The twin issues of the prisoner photos from Abu Ghraib and the Nick Berg murder video raise the issue of what newspapers should show.
Jay Rosen writes about the issue today in PressThink: Even the smartest people in the major news media–and this is especially so in television news–have not really determined for themselves or explained to us exactly what their role should be in the worldwide fight against terrorism. “Cover it responsibly and well” doesn’t begin to provide an answer. For it must have occurred to people high up in the network news divisions that the videotape of the beheading was made not only for Bush but for them, in their professional capacity; and that is a fact they have to live with, think about, whether or not they show us the gruesome act.

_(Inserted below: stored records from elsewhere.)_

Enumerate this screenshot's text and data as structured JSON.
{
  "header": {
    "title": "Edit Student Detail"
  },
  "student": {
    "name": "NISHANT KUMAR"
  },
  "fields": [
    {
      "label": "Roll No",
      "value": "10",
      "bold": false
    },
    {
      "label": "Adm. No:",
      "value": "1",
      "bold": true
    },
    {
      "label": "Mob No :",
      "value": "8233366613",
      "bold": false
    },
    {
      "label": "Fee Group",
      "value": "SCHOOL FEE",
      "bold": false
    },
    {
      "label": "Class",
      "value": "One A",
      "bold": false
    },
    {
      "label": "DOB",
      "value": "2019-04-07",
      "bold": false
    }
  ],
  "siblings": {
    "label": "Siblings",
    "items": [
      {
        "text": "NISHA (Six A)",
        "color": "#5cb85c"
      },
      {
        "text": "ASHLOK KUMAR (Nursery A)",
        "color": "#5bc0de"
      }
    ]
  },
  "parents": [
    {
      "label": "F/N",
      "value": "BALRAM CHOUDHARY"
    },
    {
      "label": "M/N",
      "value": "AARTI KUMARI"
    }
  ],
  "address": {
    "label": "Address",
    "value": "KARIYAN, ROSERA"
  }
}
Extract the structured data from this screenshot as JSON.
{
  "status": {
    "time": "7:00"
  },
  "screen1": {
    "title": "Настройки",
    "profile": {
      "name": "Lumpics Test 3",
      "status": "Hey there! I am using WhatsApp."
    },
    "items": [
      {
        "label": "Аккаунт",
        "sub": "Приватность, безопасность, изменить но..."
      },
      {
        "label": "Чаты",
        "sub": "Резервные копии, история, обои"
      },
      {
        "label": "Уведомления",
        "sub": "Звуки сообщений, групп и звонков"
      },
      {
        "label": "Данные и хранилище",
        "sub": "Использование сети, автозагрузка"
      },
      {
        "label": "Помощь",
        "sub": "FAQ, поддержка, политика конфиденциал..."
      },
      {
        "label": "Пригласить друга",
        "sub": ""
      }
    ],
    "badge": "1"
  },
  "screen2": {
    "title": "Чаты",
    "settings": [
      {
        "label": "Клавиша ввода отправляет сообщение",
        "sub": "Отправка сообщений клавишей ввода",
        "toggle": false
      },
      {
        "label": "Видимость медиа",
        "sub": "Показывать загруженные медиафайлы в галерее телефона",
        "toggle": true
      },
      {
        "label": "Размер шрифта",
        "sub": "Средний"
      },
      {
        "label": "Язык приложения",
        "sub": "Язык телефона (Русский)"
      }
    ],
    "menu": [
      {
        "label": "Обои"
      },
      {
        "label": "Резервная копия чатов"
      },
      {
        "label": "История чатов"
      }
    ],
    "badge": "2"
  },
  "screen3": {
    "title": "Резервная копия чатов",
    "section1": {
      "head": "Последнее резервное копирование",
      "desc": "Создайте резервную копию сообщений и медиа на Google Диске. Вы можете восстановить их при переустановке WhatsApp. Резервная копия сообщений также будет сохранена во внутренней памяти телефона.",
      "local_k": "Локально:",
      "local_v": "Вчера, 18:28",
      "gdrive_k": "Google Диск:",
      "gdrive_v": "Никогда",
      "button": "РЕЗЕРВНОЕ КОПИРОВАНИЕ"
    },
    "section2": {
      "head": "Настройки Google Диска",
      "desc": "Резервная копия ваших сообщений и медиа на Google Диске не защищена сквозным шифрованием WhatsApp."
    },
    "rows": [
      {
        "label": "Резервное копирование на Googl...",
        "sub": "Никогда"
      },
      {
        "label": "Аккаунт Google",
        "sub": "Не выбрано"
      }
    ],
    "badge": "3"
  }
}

Jeff Jarvis gives his view on BuzzMachine: This is an extreme example of the revolution journalism is facing: When the people can see the news for themselves and judge for themselves, what is the role of journalists’ news judgment? Are we merely to become a pipeline for source material? Are we merely fellow citizens, like our readers, with opinions of our own? Do we still think we know more (and better) than the audience or do we admit that the citizens know more we do?